The United States Department of the Treasury provides one of the largest and safest ready markets for debt securities in the world. Both institutions and individual investors can purchase U.S. government debt securities, such as Treasury bonds, through the TreasuryDirect.gov website. Treasury bonds offer investors a number of benefits, including the safety of being backed by the full faith and credit of the U.S. government. They also come with some built-in tax advantages.
U.S. Treasury bonds are sold in increments of $100 with a $100 minimum purchase. Technically, a Treasury bond is a U.S. government debt security with a maturity of at least 10 years, but as of 2012 all newly-issued Treasury bonds had 30-year maturities. Treasury bonds pay a stated fixed rate of interest every six months and can be redeemed for their face value upon maturity. There is an active secondary market for government securities, allowing investors to buy and sell previously issued Treasury bonds.
The interest paid by U.S. Treasury bonds is exempt from income taxation at the state and local level, but is fully taxable on your federal income tax return. The Department of the Treasury will provide you with a Form 1099-INT detailing the amount of interest you were paid on your Treasury securities that you can use when you file your federal tax return.
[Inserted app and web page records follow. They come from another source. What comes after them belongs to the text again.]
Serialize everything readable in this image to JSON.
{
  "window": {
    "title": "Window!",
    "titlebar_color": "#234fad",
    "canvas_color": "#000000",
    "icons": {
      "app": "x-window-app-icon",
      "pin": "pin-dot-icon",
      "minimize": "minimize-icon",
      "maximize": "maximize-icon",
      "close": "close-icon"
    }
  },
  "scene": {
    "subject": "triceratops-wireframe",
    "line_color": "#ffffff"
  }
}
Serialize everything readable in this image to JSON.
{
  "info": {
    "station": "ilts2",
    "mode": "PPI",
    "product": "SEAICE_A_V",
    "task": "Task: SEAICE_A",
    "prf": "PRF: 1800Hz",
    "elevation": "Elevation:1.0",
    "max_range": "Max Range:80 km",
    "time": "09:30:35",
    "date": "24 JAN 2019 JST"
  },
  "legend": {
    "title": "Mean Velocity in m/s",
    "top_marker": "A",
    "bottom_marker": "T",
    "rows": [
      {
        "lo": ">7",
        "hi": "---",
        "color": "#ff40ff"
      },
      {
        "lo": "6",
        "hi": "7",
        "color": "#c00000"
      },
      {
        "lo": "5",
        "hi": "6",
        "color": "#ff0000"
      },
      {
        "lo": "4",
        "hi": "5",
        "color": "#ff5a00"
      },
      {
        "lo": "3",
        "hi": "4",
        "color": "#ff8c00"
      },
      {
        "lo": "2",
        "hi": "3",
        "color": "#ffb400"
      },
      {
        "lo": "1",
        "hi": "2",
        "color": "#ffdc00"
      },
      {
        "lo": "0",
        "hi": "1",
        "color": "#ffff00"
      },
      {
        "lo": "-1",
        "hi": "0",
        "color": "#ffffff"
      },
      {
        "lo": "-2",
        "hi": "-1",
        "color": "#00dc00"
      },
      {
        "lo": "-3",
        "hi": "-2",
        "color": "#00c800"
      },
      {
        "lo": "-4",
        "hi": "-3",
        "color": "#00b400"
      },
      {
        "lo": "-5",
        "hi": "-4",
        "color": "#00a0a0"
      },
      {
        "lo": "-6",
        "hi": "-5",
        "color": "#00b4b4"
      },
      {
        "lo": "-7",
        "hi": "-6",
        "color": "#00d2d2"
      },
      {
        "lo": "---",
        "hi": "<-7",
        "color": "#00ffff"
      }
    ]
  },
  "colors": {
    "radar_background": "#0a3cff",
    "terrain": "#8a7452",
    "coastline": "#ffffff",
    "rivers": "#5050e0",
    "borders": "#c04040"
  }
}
The price of bonds in the secondary market is heavily influence by prevailing interest rates. If current interest rates rise, the market price of bonds tends to fall. If interest rates decrease, the market price of bonds tends to rise. The reason is obvious: Why would you pay $1,000 for a Treasury bond paying 2 percent interest in the secondary market when you can buy a new-issue $1,000 Treasury bond paying 2.5 percent interest? If you sell a Treasury bond in the secondary market for more than you paid for it, you will have a taxable capital gain.
The government's TreasuryDirect program will automatically withhold up to 50 percent of your interest payments for income tax purposes if you so desire. You can designate the percentage that you want withheld. U.S. government securities, including Treasury bonds, are considered to be one of the safest of all investments. Both the principal and interest on these bonds is guaranteed if held to maturity, but your investment is not protected against market risks. You can lose money if you sell your Treasury bond prior to maturity.
Mike Parker is a full-time writer, publisher and independent businessman. His background includes a career as an investments broker with such NYSE member firms as Edward Jones & Company, AG Edwards & Sons and Dean Witter. He helped launch DiscoverCard as one of the company's first merchant sales reps.